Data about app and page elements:
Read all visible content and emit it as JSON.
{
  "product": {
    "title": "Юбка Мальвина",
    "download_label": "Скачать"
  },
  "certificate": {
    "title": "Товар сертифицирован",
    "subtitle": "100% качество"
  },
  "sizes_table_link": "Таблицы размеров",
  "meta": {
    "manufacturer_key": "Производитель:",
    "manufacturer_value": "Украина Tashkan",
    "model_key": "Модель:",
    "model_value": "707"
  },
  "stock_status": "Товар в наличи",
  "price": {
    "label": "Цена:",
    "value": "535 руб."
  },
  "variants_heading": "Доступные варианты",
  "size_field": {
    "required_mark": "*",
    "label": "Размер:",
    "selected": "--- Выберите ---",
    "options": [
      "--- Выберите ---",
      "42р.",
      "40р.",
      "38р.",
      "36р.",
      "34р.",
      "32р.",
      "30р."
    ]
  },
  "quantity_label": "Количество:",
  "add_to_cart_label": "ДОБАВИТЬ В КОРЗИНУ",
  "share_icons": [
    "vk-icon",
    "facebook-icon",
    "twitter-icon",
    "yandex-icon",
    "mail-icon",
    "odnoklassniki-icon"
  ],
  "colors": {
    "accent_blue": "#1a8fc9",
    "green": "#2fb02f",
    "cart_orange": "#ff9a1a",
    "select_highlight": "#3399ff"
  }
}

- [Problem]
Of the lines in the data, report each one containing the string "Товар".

- [Output for this task]
    "title": "Товар сертифицирован",
  "stock_status": "Товар в наличи",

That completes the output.